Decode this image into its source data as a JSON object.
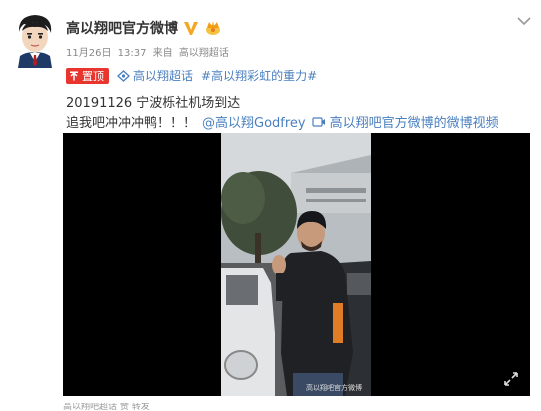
{
  "post": {
    "author_name": "高以翔吧官方微博",
    "date": "11月26日",
    "time": "13:37",
    "source_prefix": "来自",
    "source_name": "高以翔超话",
    "pinned_label": "置顶",
    "topic_link": "高以翔超话",
    "hashtag": "#高以翔彩虹的重力#",
    "text_line1": "20191126 宁波栎社机场到达",
    "text_line2": "追我吧冲冲冲鸭！！！",
    "mention": "@高以翔Godfrey",
    "video_link": "高以翔吧官方微博的微博视频",
    "video_watermark": "高以翔吧官方微博",
    "bottom_text": "高以翔吧超话 赞 转发"
  },
  "icons": {
    "verify": "verified-v-icon",
    "gold": "gold-crown-icon",
    "chevron": "chevron-down-icon",
    "pin": "pin-icon",
    "topic": "super-topic-icon",
    "video": "video-camera-icon",
    "fullscreen": "fullscreen-icon"
  },
  "colors": {
    "link": "#4a7fbf",
    "pinned": "#e8362f",
    "verify": "#f5a623"
  }
}
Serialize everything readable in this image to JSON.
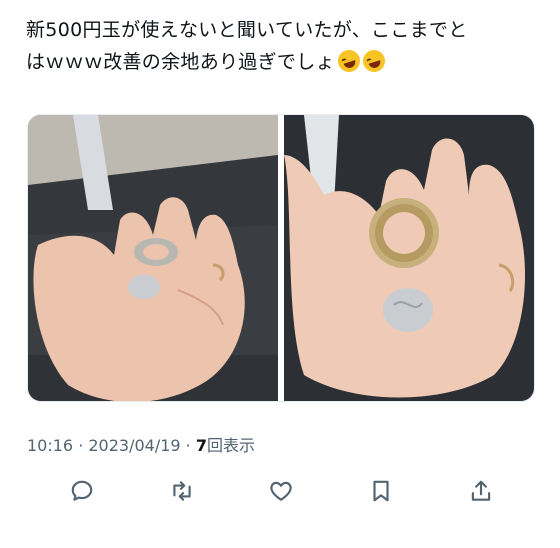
{
  "tweet": {
    "text_line1": "新500円玉が使えないと聞いていたが、ここまでと",
    "text_line2": "はｗｗｗ改善の余地あり過ぎでしょ",
    "emoji": "rolling-on-floor-laughing-emoji"
  },
  "meta": {
    "time": "10:16",
    "separator": " · ",
    "date": "2023/04/19",
    "views_count": "7",
    "views_label": "回表示"
  },
  "actions": [
    {
      "icon": "reply-icon"
    },
    {
      "icon": "retweet-icon"
    },
    {
      "icon": "like-icon"
    },
    {
      "icon": "bookmark-icon"
    },
    {
      "icon": "share-icon"
    }
  ],
  "colors": {
    "text": "#0f1419",
    "secondary": "#536471",
    "icon": "#536471"
  }
}
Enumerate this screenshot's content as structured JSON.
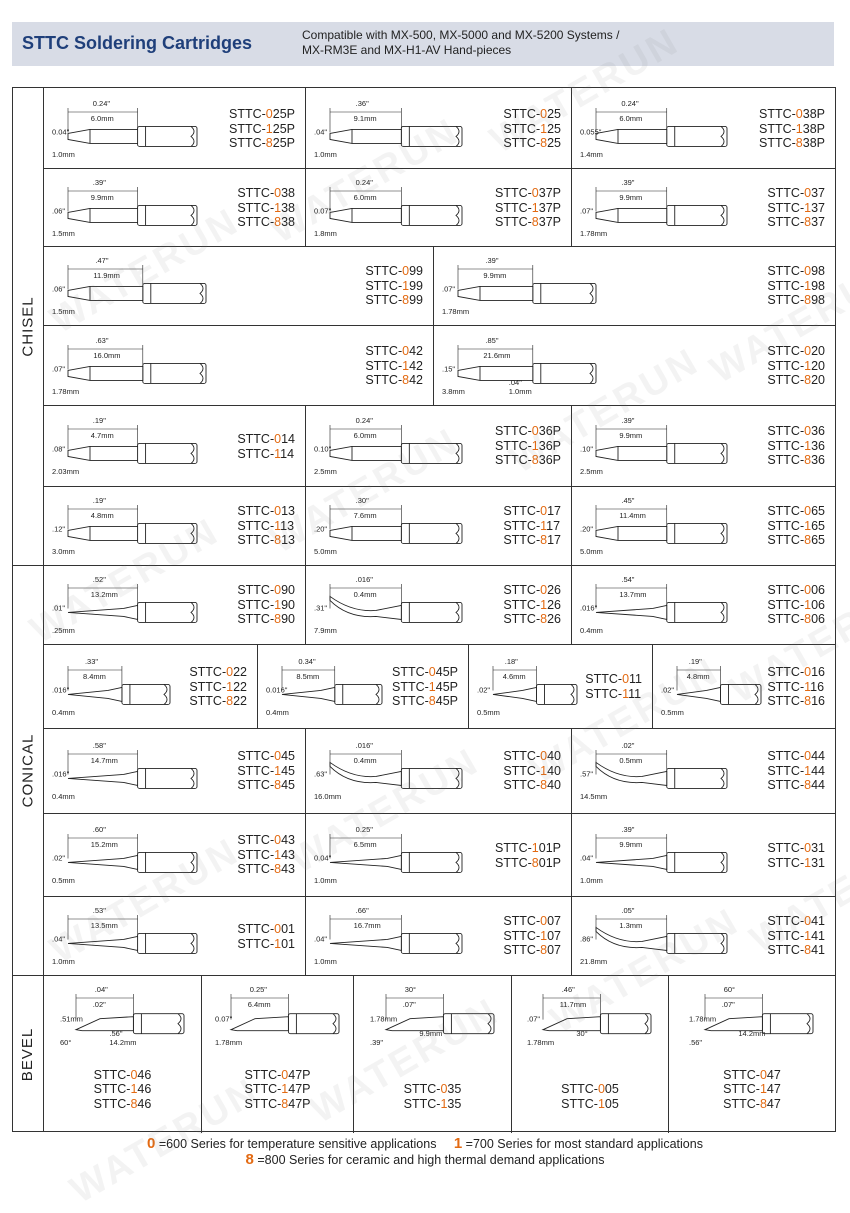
{
  "header": {
    "title": "STTC Soldering Cartridges",
    "compat_line1": "Compatible with MX-500, MX-5000 and MX-5200 Systems /",
    "compat_line2": "MX-RM3E and MX-H1-AV Hand-pieces"
  },
  "sections": [
    {
      "label": "CHISEL"
    },
    {
      "label": "CONICAL"
    },
    {
      "label": "BEVEL"
    }
  ],
  "watermark": "WATERUN",
  "rows": [
    {
      "cells": [
        {
          "parts": [
            [
              "STTC-",
              "0",
              "25P"
            ],
            [
              "STTC-",
              "1",
              "25P"
            ],
            [
              "STTC-",
              "8",
              "25P"
            ]
          ],
          "dims": [
            "0.24\"",
            "6.0mm",
            "0.04\"",
            "1.0mm"
          ]
        },
        {
          "parts": [
            [
              "STTC-",
              "0",
              "25"
            ],
            [
              "STTC-",
              "1",
              "25"
            ],
            [
              "STTC-",
              "8",
              "25"
            ]
          ],
          "dims": [
            ".36\"",
            "9.1mm",
            ".04\"",
            "1.0mm"
          ]
        },
        {
          "parts": [
            [
              "STTC-",
              "0",
              "38P"
            ],
            [
              "STTC-",
              "1",
              "38P"
            ],
            [
              "STTC-",
              "8",
              "38P"
            ]
          ],
          "dims": [
            "0.24\"",
            "6.0mm",
            "0.055\"",
            "1.4mm"
          ]
        }
      ]
    },
    {
      "cells": [
        {
          "parts": [
            [
              "STTC-",
              "0",
              "38"
            ],
            [
              "STTC-",
              "1",
              "38"
            ],
            [
              "STTC-",
              "8",
              "38"
            ]
          ],
          "dims": [
            ".39\"",
            "9.9mm",
            ".06\"",
            "1.5mm"
          ]
        },
        {
          "parts": [
            [
              "STTC-",
              "0",
              "37P"
            ],
            [
              "STTC-",
              "1",
              "37P"
            ],
            [
              "STTC-",
              "8",
              "37P"
            ]
          ],
          "dims": [
            "0.24\"",
            "6.0mm",
            "0.07\"",
            "1.8mm"
          ]
        },
        {
          "parts": [
            [
              "STTC-",
              "0",
              "37"
            ],
            [
              "STTC-",
              "1",
              "37"
            ],
            [
              "STTC-",
              "8",
              "37"
            ]
          ],
          "dims": [
            ".39\"",
            "9.9mm",
            ".07\"",
            "1.78mm"
          ]
        }
      ]
    },
    {
      "cells": [
        {
          "parts": [
            [
              "STTC-",
              "0",
              "99"
            ],
            [
              "STTC-",
              "1",
              "99"
            ],
            [
              "STTC-",
              "8",
              "99"
            ]
          ],
          "dims": [
            ".47\"",
            "11.9mm",
            ".06\"",
            "1.5mm"
          ]
        },
        {
          "parts": [
            [
              "STTC-",
              "0",
              "98"
            ],
            [
              "STTC-",
              "1",
              "98"
            ],
            [
              "STTC-",
              "8",
              "98"
            ]
          ],
          "dims": [
            ".39\"",
            "9.9mm",
            ".07\"",
            "1.78mm"
          ]
        }
      ]
    },
    {
      "cells": [
        {
          "parts": [
            [
              "STTC-",
              "0",
              "42"
            ],
            [
              "STTC-",
              "1",
              "42"
            ],
            [
              "STTC-",
              "8",
              "42"
            ]
          ],
          "dims": [
            ".63\"",
            "16.0mm",
            ".07\"",
            "1.78mm"
          ]
        },
        {
          "parts": [
            [
              "STTC-",
              "0",
              "20"
            ],
            [
              "STTC-",
              "1",
              "20"
            ],
            [
              "STTC-",
              "8",
              "20"
            ]
          ],
          "dims": [
            ".85\"",
            "21.6mm",
            ".15\"",
            "3.8mm",
            ".04\"",
            "1.0mm"
          ]
        }
      ]
    },
    {
      "cells": [
        {
          "parts": [
            [
              "STTC-",
              "0",
              "14"
            ],
            [
              "STTC-",
              "1",
              "14"
            ]
          ],
          "dims": [
            ".19\"",
            "4.7mm",
            ".08\"",
            "2.03mm"
          ]
        },
        {
          "parts": [
            [
              "STTC-",
              "0",
              "36P"
            ],
            [
              "STTC-",
              "1",
              "36P"
            ],
            [
              "STTC-",
              "8",
              "36P"
            ]
          ],
          "dims": [
            "0.24\"",
            "6.0mm",
            "0.10\"",
            "2.5mm"
          ]
        },
        {
          "parts": [
            [
              "STTC-",
              "0",
              "36"
            ],
            [
              "STTC-",
              "1",
              "36"
            ],
            [
              "STTC-",
              "8",
              "36"
            ]
          ],
          "dims": [
            ".39\"",
            "9.9mm",
            ".10\"",
            "2.5mm"
          ]
        }
      ]
    },
    {
      "cells": [
        {
          "parts": [
            [
              "STTC-",
              "0",
              "13"
            ],
            [
              "STTC-",
              "1",
              "13"
            ],
            [
              "STTC-",
              "8",
              "13"
            ]
          ],
          "dims": [
            ".19\"",
            "4.8mm",
            ".12\"",
            "3.0mm"
          ]
        },
        {
          "parts": [
            [
              "STTC-",
              "0",
              "17"
            ],
            [
              "STTC-",
              "1",
              "17"
            ],
            [
              "STTC-",
              "8",
              "17"
            ]
          ],
          "dims": [
            ".30\"",
            "7.6mm",
            ".20\"",
            "5.0mm"
          ]
        },
        {
          "parts": [
            [
              "STTC-",
              "0",
              "65"
            ],
            [
              "STTC-",
              "1",
              "65"
            ],
            [
              "STTC-",
              "8",
              "65"
            ]
          ],
          "dims": [
            ".45\"",
            "11.4mm",
            ".20\"",
            "5.0mm"
          ]
        }
      ]
    },
    {
      "cells": [
        {
          "parts": [
            [
              "STTC-",
              "0",
              "90"
            ],
            [
              "STTC-",
              "1",
              "90"
            ],
            [
              "STTC-",
              "8",
              "90"
            ]
          ],
          "dims": [
            ".52\"",
            "13.2mm",
            ".01\"",
            ".25mm"
          ]
        },
        {
          "parts": [
            [
              "STTC-",
              "0",
              "26"
            ],
            [
              "STTC-",
              "1",
              "26"
            ],
            [
              "STTC-",
              "8",
              "26"
            ]
          ],
          "dims": [
            ".016\"",
            "0.4mm",
            ".31\"",
            "7.9mm"
          ]
        },
        {
          "parts": [
            [
              "STTC-",
              "0",
              "06"
            ],
            [
              "STTC-",
              "1",
              "06"
            ],
            [
              "STTC-",
              "8",
              "06"
            ]
          ],
          "dims": [
            ".54\"",
            "13.7mm",
            ".016\"",
            "0.4mm"
          ]
        }
      ]
    },
    {
      "cells": [
        {
          "parts": [
            [
              "STTC-",
              "0",
              "22"
            ],
            [
              "STTC-",
              "1",
              "22"
            ],
            [
              "STTC-",
              "8",
              "22"
            ]
          ],
          "dims": [
            ".33\"",
            "8.4mm",
            ".016\"",
            "0.4mm"
          ]
        },
        {
          "parts": [
            [
              "STTC-",
              "0",
              "45P"
            ],
            [
              "STTC-",
              "1",
              "45P"
            ],
            [
              "STTC-",
              "8",
              "45P"
            ]
          ],
          "dims": [
            "0.34\"",
            "8.5mm",
            "0.016\"",
            "0.4mm"
          ]
        },
        {
          "parts": [
            [
              "STTC-",
              "0",
              "11"
            ],
            [
              "STTC-",
              "1",
              "11"
            ]
          ],
          "dims": [
            ".18\"",
            "4.6mm",
            ".02\"",
            "0.5mm"
          ]
        },
        {
          "parts": [
            [
              "STTC-",
              "0",
              "16"
            ],
            [
              "STTC-",
              "1",
              "16"
            ],
            [
              "STTC-",
              "8",
              "16"
            ]
          ],
          "dims": [
            ".19\"",
            "4.8mm",
            ".02\"",
            "0.5mm"
          ]
        }
      ]
    },
    {
      "cells": [
        {
          "parts": [
            [
              "STTC-",
              "0",
              "45"
            ],
            [
              "STTC-",
              "1",
              "45"
            ],
            [
              "STTC-",
              "8",
              "45"
            ]
          ],
          "dims": [
            ".58\"",
            "14.7mm",
            ".016\"",
            "0.4mm"
          ]
        },
        {
          "parts": [
            [
              "STTC-",
              "0",
              "40"
            ],
            [
              "STTC-",
              "1",
              "40"
            ],
            [
              "STTC-",
              "8",
              "40"
            ]
          ],
          "dims": [
            ".016\"",
            "0.4mm",
            ".63\"",
            "16.0mm"
          ]
        },
        {
          "parts": [
            [
              "STTC-",
              "0",
              "44"
            ],
            [
              "STTC-",
              "1",
              "44"
            ],
            [
              "STTC-",
              "8",
              "44"
            ]
          ],
          "dims": [
            ".02\"",
            "0.5mm",
            ".57\"",
            "14.5mm"
          ]
        }
      ]
    },
    {
      "cells": [
        {
          "parts": [
            [
              "STTC-",
              "0",
              "43"
            ],
            [
              "STTC-",
              "1",
              "43"
            ],
            [
              "STTC-",
              "8",
              "43"
            ]
          ],
          "dims": [
            ".60\"",
            "15.2mm",
            ".02\"",
            "0.5mm"
          ]
        },
        {
          "parts": [
            [
              "STTC-",
              "1",
              "01P"
            ],
            [
              "STTC-",
              "8",
              "01P"
            ]
          ],
          "dims": [
            "0.25\"",
            "6.5mm",
            "0.04\"",
            "1.0mm"
          ]
        },
        {
          "parts": [
            [
              "STTC-",
              "0",
              "31"
            ],
            [
              "STTC-",
              "1",
              "31"
            ]
          ],
          "dims": [
            ".39\"",
            "9.9mm",
            ".04\"",
            "1.0mm"
          ]
        }
      ]
    },
    {
      "cells": [
        {
          "parts": [
            [
              "STTC-",
              "0",
              "01"
            ],
            [
              "STTC-",
              "1",
              "01"
            ]
          ],
          "dims": [
            ".53\"",
            "13.5mm",
            ".04\"",
            "1.0mm"
          ]
        },
        {
          "parts": [
            [
              "STTC-",
              "0",
              "07"
            ],
            [
              "STTC-",
              "1",
              "07"
            ],
            [
              "STTC-",
              "8",
              "07"
            ]
          ],
          "dims": [
            ".66\"",
            "16.7mm",
            ".04\"",
            "1.0mm"
          ]
        },
        {
          "parts": [
            [
              "STTC-",
              "0",
              "41"
            ],
            [
              "STTC-",
              "1",
              "41"
            ],
            [
              "STTC-",
              "8",
              "41"
            ]
          ],
          "dims": [
            ".05\"",
            "1.3mm",
            ".86\"",
            "21.8mm"
          ]
        }
      ]
    },
    {
      "cells": [
        {
          "parts": [
            [
              "STTC-",
              "0",
              "46"
            ],
            [
              "STTC-",
              "1",
              "46"
            ],
            [
              "STTC-",
              "8",
              "46"
            ]
          ],
          "dims": [
            ".04\"",
            ".02\"",
            ".51mm",
            "60°",
            ".56\"",
            "14.2mm"
          ]
        },
        {
          "parts": [
            [
              "STTC-",
              "0",
              "47P"
            ],
            [
              "STTC-",
              "1",
              "47P"
            ],
            [
              "STTC-",
              "8",
              "47P"
            ]
          ],
          "dims": [
            "0.25\"",
            "6.4mm",
            "0.07\"",
            "1.78mm"
          ]
        },
        {
          "parts": [
            [
              "STTC-",
              "0",
              "35"
            ],
            [
              "STTC-",
              "1",
              "35"
            ]
          ],
          "dims": [
            "30°",
            ".07\"",
            "1.78mm",
            ".39\"",
            "9.9mm"
          ]
        },
        {
          "parts": [
            [
              "STTC-",
              "0",
              "05"
            ],
            [
              "STTC-",
              "1",
              "05"
            ]
          ],
          "dims": [
            ".46\"",
            "11.7mm",
            ".07\"",
            "1.78mm",
            "30°"
          ]
        },
        {
          "parts": [
            [
              "STTC-",
              "0",
              "47"
            ],
            [
              "STTC-",
              "1",
              "47"
            ],
            [
              "STTC-",
              "8",
              "47"
            ]
          ],
          "dims": [
            "60°",
            ".07\"",
            "1.78mm",
            ".56\"",
            "14.2mm"
          ]
        }
      ]
    }
  ],
  "footer": {
    "n0": "0",
    "t0": "=600 Series for temperature sensitive applications",
    "n1": "1",
    "t1": "=700 Series for most standard applications",
    "n8": "8",
    "t8": "=800 Series for ceramic and high thermal demand applications"
  },
  "colors": {
    "accent": "#e36a12",
    "title": "#1f3f7a",
    "header_bg": "#d8dce6"
  }
}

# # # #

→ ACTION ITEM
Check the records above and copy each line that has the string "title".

→ ANSWER TO THIS EXERCISE
    "title": "STTC Soldering Cartridges",
    "title": "#1f3f7a",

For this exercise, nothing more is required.